The Table presents demographics, prevalence, and incidence of dementia and AD in individuals with DS. A total of 2968 individuals were included, of whom 1507 (50.8%) were male. The median (interquartile range) age at first claim was 39 (25-48) years.
In the category of individuals aged 55 years or older, 490 of 938 had dementia claims (52.2%), 307 of 938 had AD claims (32.7%), and dementia incidence was 102 (95% CI, 87-119) cases per 1000 person-years. Among individuals aged 40 to 54 years, 190 of 1013 had dementia claims (18.8%), and dementia incidence was 49 (95% CI, 44-53) cases per 1000 person-years. The probability of an incident dementia claim was 40% (95% CI, 41%-47%) over 11 years of enrollment for adults with DS who were aged 40-54 years at cohort entry and 67% (95% CI, 60%-74%) for those 55 years and older at cohort entry (Figure). There were no sex differences for dementia among individuals younger than 40 years (prevalence ratio, 1.07 [95% CI, 0.63-1.81]) or among those 55 years and older (prevalence ratio, 0.94 [95% CI, 0.69-1.29]). Dementia prevalence was higher in female individuals than male individuals aged 40 to 54 years (prevalence ratio, 1.23 [95% CI, 1.02-1.50]).
Our interpretation is limited by reliance on claims rather than direct observation and by the specificity of Wisconsin’s demographics, yet findings from a statewide health system confirm that both dementia and AD in individuals with DS present in claims data at rates similar to those ascertained from clinical samples.2,3 The hypothesized causative mechanism and similar eligibility requirements between state Medicaid programs for people with DS likely mean that other state Medicaid systems experience high incidence and prevalence of dementia and AD in individuals with DS. Dementia and AD prevalence and incidence in Medicaid beneficiaries with DS highlight the need to identify prodromal presentations and develop dementia services and supports for adults with DS as they age and continue to rely on Medicaid and Medicaid-funded assisted living or skilled nursing facilities.
Accepted for Publication: August 23, 2019.

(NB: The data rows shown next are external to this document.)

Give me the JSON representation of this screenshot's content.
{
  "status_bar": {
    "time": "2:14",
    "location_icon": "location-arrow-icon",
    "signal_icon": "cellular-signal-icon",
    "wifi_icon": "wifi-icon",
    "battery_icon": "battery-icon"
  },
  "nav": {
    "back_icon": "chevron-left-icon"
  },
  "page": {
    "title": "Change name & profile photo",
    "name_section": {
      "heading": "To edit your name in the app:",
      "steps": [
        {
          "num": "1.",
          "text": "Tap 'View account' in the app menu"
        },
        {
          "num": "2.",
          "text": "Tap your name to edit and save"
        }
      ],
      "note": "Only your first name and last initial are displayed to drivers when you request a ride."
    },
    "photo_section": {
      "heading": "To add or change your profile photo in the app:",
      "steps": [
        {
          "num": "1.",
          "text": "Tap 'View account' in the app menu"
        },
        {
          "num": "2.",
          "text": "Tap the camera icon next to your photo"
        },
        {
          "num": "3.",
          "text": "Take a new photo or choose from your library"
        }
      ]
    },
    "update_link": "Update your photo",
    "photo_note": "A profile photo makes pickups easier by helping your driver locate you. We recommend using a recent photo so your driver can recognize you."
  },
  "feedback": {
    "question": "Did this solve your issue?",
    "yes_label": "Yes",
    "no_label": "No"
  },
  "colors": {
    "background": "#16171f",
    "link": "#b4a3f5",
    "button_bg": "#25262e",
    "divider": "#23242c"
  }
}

Corresponding Author: Eric Rubenstein, PhD, Waisman Center, University of Wisconsin–Madison, 1500 Highland Ave, Madison, WI 53705 (email@example.com).
Published Online: October 28, 2019. doi:10.1001/jamaneurol.2019.3666
Author Contributions: Drs Rubenstein and Bishop had full access to all of the data in the study and take responsibility for the integrity of the data and the accuracy of the data analysis.
Concept and design: All authors.
Acquisition, analysis, or interpretation of data: Rubenstein, Bishop.
Drafting of the manuscript: All authors.
Critical revision of the manuscript for important intellectual content: Rubenstein, Bishop.
Statistical analysis: Rubenstein.
Obtained funding: Bishop.
Administrative, technical, or material support: Bishop.
Conflict of Interest Disclosures: None reported.
Funding/Support: This study was supported by grants from the National Institute of Child Health and Human Development (grants U54HD090256 and T32HD007489), the National Center for Advancing Translational Sciences (grants UL1TR002373, KL2TR002374, and KL2TR000428), and the Agency for Health Care Research and Quality (grant T32HP10010).
Role of the Funder/Sponsor: The funders had no role in the design and conduct of the study; collection, management, analysis, and interpretation of the data; preparation, review, or approval of the manuscript; and decision to submit the manuscript for publication.